I had always planned on going back to the Southeast coast once I’d graduated from BYU. I’d wanted find an old white house with a wrap-around porch in a sleepy beach town. I could see it all in my head. I’d wear white linen, flip-flops and straw hats as I cruised around town on a bike with a basket. And I’d earn my living traveling the world writing for magazines like Conde’ Nast and National Geographic.
But like most of my best laid plans … that just didn’t happen.
When I graduated, God led me elsewhere. He showed me His best laid plans. And though at times it’s hard for me to live in a desert (mostly on days like today when the air’s so cold it hurts), I’m grateful for where He’s led me.
Most people don’t even know our town exists. Situated across the railroad tracks on the west side of the freeway, it’s a charming “Mayberry-like” place that sits quietly on the shores of the Great Salt Lake. Dotted with pastures, it’s not uncommon to see families riding horses down the street, chickens trailing. Children race their bikes to school and the crossing guard who tends to the corner of 8th and Pages waves to everyone on their way to work. A cow and a family of goats live at the end of our street. We’re all friends here.
And every few weeks, on a night like tonight, the citizens of our town gather together at City Hall for an evening of music. Frit and I breezed in just a little late this month and it was standing room only. Tonight was country-western music and cowboy poetry and everyone turned out to see the show. Children ran around in the back, grey haired couples sat holding hands, a few wore their cowboy hats and boots. Everyone was smiling. Laughter and chatter filled the hall.
We stood in the back soaking it all in. The goodness of community. The friendship of a small town. We clapped for the poets and sang with the crooners.
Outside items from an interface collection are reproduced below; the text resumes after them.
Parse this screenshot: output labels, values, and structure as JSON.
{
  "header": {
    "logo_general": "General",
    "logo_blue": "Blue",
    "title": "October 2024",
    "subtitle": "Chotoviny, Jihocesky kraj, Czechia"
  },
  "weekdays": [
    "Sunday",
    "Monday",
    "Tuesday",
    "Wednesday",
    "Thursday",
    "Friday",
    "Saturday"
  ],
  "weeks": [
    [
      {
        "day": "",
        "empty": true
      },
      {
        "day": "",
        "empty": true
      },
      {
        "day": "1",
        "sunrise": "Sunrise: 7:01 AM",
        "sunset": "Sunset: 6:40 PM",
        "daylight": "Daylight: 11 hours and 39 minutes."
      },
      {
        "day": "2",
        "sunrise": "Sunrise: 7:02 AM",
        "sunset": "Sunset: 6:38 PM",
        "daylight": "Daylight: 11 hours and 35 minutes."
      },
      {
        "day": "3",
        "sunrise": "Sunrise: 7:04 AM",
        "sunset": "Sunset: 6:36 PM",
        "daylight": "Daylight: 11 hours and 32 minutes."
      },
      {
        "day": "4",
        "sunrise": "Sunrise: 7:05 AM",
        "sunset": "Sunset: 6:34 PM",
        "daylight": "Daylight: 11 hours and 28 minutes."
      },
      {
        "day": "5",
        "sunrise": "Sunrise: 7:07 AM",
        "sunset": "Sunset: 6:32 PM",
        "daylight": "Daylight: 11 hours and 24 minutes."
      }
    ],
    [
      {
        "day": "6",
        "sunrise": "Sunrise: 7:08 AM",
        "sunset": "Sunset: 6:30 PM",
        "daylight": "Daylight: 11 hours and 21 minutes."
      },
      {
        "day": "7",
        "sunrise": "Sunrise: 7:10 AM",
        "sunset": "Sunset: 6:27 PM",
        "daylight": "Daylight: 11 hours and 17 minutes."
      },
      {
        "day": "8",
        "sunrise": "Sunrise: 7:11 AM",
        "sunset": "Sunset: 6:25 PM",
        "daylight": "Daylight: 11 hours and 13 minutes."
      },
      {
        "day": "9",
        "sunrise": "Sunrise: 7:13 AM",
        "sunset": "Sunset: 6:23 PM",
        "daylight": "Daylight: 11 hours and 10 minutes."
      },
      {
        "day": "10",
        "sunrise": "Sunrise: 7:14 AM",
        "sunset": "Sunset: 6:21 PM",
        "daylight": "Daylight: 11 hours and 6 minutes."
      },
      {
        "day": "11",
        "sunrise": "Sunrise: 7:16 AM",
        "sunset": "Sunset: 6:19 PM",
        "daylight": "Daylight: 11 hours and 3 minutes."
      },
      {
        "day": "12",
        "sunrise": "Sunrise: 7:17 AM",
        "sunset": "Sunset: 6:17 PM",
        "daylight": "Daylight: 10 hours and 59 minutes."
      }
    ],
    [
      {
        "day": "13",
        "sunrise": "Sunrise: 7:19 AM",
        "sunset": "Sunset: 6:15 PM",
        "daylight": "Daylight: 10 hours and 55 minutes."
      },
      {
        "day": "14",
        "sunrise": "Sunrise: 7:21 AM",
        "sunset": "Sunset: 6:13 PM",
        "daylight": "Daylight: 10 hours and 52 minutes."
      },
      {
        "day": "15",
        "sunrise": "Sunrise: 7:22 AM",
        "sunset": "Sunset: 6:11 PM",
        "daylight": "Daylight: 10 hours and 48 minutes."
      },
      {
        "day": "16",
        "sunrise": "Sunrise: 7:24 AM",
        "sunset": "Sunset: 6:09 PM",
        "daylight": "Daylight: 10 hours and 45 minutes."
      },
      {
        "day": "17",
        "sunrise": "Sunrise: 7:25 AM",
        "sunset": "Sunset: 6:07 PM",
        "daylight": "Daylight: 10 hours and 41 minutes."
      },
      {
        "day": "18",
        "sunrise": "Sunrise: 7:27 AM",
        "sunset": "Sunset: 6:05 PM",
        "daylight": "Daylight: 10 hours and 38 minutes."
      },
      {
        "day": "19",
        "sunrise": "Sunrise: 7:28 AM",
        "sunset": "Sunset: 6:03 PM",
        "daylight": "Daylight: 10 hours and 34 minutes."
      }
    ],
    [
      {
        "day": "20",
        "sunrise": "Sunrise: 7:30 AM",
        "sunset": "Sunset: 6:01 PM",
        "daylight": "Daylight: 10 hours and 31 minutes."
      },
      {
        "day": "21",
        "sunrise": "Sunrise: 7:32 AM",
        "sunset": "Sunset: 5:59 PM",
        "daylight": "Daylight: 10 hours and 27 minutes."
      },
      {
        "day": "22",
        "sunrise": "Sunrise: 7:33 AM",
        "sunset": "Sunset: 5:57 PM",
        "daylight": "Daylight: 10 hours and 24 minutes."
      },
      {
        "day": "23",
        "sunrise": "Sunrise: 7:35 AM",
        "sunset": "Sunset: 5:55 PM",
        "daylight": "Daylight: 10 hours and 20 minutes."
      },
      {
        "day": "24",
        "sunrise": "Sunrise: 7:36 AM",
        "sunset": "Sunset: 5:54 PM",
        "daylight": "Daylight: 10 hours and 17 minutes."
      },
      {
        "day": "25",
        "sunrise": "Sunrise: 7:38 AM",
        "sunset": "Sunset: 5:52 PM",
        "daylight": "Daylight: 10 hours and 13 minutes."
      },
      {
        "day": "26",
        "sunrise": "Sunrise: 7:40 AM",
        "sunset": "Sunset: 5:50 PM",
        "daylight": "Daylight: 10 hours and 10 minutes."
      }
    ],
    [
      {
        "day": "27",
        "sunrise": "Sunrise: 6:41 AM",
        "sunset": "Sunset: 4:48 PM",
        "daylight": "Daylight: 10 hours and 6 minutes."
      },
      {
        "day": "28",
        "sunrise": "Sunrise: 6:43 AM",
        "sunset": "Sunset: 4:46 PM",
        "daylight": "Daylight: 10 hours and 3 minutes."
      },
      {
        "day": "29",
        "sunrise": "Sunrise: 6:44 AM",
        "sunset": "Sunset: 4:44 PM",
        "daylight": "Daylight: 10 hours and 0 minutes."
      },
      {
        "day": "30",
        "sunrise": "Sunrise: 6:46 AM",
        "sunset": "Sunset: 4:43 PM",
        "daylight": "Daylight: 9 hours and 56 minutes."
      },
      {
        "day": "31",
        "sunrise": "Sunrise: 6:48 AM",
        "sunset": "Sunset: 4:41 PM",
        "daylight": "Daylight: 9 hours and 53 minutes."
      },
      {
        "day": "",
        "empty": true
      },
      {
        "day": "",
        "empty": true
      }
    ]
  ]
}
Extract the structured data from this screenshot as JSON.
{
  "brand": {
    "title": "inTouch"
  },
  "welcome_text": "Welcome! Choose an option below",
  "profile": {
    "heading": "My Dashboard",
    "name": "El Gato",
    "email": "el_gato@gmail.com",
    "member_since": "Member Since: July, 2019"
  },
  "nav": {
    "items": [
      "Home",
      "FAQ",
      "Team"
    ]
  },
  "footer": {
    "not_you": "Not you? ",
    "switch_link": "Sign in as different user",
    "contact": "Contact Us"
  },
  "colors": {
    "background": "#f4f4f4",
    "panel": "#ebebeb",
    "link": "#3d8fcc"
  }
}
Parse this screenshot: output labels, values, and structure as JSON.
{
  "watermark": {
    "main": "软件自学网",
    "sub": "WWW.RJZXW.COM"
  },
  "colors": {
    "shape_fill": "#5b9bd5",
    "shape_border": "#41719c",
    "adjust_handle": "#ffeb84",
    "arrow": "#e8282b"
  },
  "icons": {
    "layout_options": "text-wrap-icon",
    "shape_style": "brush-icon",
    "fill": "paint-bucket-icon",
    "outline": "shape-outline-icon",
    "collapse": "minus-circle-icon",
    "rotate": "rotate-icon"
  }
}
I cried when the young Soby girl sang “Proud to be an American” and swelled with love for this city I’m making home. I’m happily a small town girl I’m afraid.
If only this place had an ocean.